Work to complete:
Find the lines of the records in which the word "mnemonic" appears and report how many there are, as a number alone.

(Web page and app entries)
+---+

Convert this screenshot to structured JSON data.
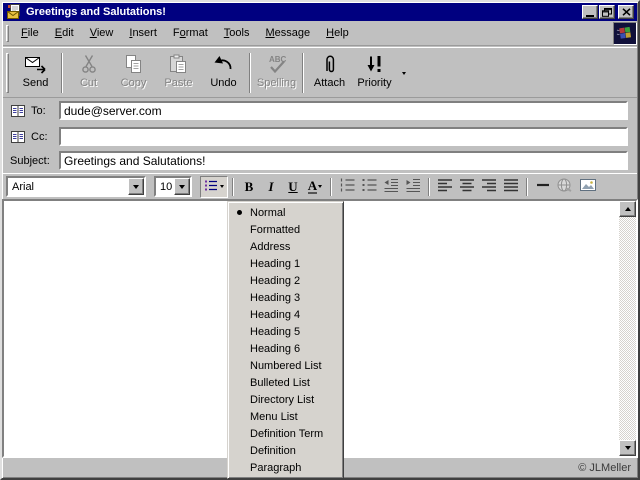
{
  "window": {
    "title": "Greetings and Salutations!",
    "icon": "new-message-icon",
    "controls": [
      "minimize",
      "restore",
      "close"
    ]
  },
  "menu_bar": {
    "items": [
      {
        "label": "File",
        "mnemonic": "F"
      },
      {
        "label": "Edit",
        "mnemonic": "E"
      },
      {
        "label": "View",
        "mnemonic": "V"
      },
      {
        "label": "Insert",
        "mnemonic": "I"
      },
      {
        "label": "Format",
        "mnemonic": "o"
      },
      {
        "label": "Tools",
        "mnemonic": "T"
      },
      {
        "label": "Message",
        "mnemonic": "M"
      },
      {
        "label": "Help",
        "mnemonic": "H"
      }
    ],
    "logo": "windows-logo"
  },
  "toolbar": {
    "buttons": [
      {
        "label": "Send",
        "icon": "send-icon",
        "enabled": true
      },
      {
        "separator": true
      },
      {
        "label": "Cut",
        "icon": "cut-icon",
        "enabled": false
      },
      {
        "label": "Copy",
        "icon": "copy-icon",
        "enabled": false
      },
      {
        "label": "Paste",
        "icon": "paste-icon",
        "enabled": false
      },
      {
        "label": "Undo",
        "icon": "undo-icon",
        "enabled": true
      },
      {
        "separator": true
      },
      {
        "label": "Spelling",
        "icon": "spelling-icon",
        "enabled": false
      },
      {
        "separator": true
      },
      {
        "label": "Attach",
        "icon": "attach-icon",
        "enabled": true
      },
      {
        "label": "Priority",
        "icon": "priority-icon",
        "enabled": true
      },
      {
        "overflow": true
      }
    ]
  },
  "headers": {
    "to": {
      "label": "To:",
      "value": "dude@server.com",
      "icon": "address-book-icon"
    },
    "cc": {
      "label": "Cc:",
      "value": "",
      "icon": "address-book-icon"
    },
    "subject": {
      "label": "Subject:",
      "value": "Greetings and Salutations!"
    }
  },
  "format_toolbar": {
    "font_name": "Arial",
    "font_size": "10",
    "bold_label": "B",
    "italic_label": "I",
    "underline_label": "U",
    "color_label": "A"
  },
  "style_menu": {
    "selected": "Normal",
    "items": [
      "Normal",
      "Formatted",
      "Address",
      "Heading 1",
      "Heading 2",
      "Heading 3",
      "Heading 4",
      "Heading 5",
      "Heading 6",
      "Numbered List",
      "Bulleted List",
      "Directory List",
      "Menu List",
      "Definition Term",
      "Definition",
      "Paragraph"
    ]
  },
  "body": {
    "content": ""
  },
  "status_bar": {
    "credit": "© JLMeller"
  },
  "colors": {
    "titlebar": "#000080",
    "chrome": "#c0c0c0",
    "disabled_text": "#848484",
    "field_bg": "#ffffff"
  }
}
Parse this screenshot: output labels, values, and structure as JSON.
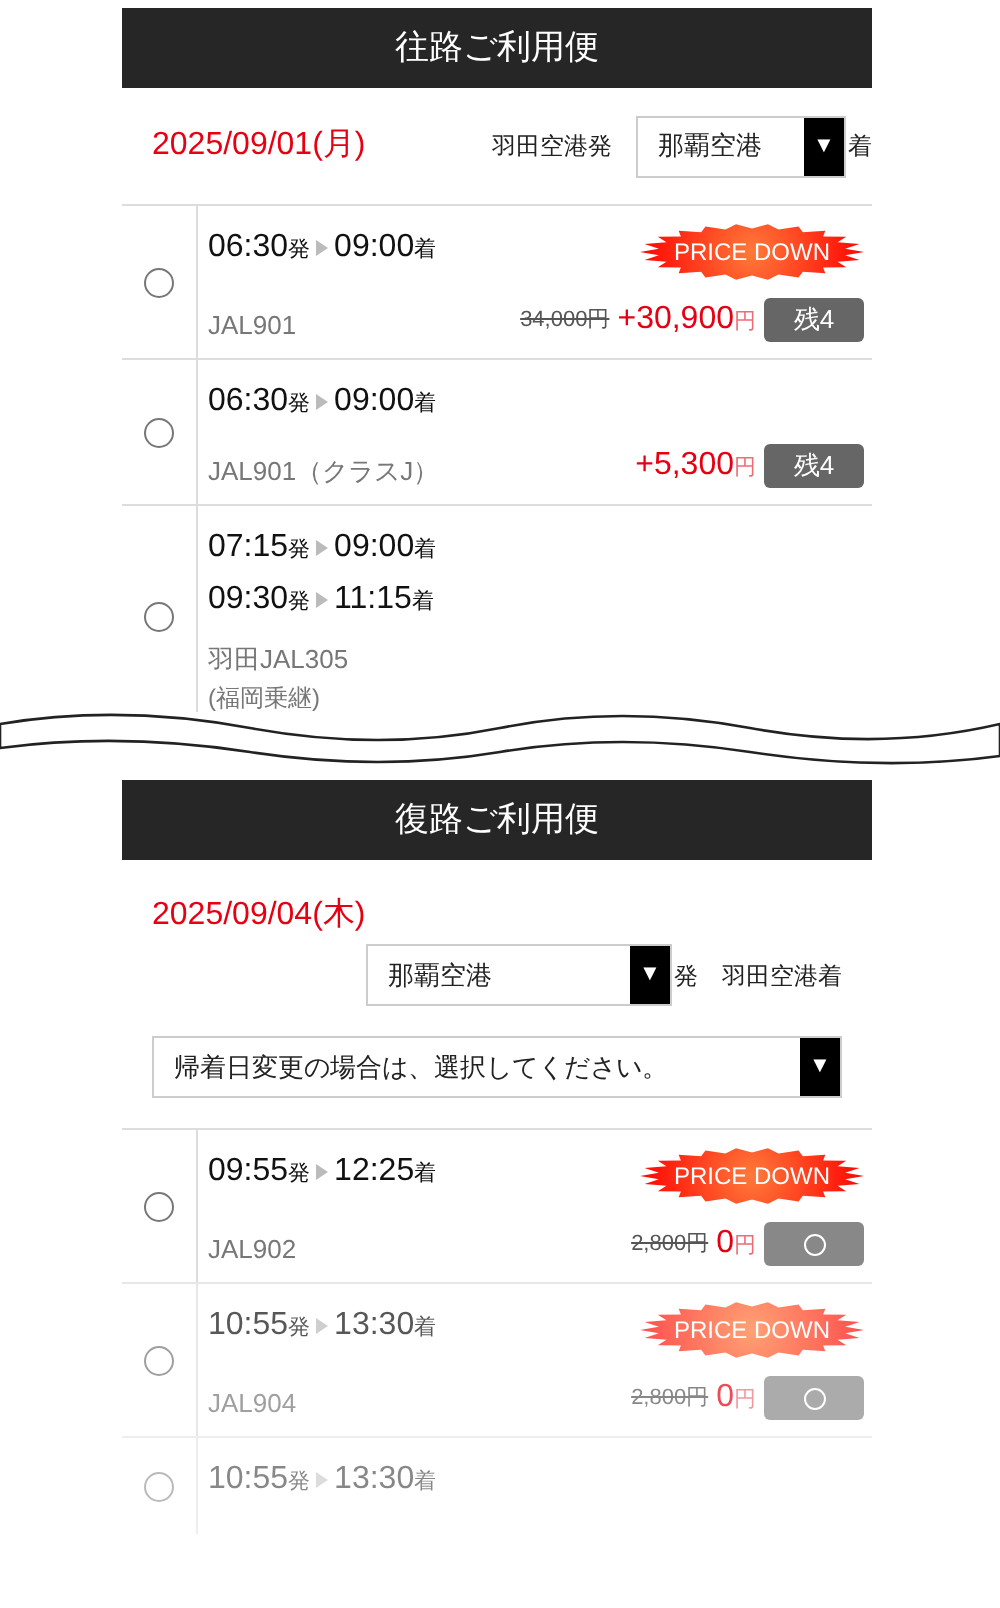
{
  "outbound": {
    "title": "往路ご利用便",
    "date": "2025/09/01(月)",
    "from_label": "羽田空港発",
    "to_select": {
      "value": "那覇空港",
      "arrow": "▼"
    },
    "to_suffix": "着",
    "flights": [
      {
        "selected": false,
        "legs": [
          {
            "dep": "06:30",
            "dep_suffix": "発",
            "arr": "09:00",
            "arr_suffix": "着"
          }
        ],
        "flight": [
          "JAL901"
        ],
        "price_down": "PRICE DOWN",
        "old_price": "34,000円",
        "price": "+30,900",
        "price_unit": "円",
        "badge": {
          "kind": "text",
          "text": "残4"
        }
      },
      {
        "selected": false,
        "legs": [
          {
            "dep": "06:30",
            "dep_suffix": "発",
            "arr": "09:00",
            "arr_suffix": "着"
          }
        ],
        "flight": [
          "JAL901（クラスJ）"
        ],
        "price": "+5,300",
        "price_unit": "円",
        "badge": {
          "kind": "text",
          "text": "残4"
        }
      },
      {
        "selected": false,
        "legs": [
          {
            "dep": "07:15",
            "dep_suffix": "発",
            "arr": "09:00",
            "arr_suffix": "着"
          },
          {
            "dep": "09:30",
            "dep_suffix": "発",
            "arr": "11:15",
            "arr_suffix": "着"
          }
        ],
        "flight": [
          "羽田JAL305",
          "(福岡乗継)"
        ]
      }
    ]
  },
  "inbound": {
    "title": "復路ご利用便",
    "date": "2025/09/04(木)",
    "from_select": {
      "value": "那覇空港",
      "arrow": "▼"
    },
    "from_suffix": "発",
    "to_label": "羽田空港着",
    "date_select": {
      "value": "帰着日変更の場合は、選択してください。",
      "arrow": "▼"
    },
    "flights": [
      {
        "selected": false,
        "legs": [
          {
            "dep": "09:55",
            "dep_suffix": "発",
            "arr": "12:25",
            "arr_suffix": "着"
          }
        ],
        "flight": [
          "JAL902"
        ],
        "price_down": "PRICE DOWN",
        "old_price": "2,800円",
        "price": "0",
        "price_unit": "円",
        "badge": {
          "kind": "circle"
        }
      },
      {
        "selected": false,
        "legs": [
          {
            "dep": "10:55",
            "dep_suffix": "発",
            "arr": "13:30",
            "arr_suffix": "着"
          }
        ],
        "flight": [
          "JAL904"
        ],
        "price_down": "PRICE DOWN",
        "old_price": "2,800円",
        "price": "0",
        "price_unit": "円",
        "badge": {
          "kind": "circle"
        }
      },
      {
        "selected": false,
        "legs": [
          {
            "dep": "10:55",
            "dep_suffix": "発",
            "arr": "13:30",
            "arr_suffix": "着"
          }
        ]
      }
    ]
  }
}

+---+

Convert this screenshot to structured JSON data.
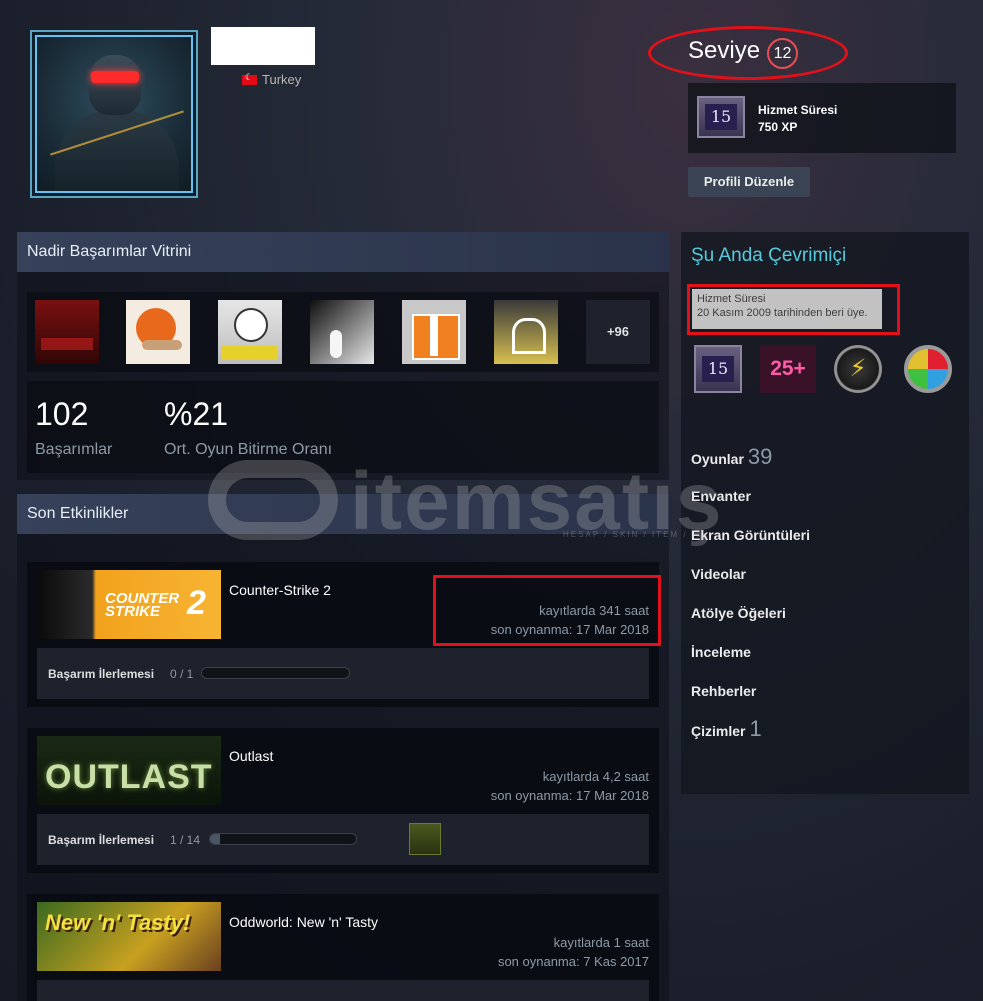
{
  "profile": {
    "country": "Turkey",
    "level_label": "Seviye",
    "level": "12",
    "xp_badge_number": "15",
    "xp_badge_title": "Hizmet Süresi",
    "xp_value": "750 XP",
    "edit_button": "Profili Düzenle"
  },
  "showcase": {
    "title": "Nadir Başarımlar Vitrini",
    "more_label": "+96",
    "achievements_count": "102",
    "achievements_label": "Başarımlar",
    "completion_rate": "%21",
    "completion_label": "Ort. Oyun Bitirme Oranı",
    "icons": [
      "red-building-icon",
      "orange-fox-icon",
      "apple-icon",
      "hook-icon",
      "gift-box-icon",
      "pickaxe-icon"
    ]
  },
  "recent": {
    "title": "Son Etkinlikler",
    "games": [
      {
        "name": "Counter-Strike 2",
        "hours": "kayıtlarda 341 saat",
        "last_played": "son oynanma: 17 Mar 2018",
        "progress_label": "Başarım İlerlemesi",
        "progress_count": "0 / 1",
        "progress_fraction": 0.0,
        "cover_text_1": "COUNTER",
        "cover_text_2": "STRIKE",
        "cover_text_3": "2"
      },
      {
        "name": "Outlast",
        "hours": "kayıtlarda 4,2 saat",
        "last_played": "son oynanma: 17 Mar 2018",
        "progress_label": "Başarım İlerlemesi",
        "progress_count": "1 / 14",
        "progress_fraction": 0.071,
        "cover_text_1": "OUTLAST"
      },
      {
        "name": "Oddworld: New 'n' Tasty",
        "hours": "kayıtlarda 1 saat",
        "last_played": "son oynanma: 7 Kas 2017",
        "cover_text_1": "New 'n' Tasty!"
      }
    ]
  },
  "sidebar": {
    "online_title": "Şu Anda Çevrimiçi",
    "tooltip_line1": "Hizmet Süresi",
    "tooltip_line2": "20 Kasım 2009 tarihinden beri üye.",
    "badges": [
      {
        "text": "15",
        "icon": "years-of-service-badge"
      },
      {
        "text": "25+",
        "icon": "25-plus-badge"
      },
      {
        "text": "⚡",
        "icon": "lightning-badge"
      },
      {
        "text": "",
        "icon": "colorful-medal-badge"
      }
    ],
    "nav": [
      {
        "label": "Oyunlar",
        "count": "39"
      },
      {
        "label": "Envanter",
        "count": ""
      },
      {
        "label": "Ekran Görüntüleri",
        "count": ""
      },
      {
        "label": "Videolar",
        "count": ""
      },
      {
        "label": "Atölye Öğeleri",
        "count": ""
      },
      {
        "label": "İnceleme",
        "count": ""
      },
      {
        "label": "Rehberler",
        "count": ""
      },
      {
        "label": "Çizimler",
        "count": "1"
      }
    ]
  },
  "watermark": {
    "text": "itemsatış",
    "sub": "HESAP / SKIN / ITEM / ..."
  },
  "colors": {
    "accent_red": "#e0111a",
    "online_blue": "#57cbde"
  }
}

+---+

Answer space:
8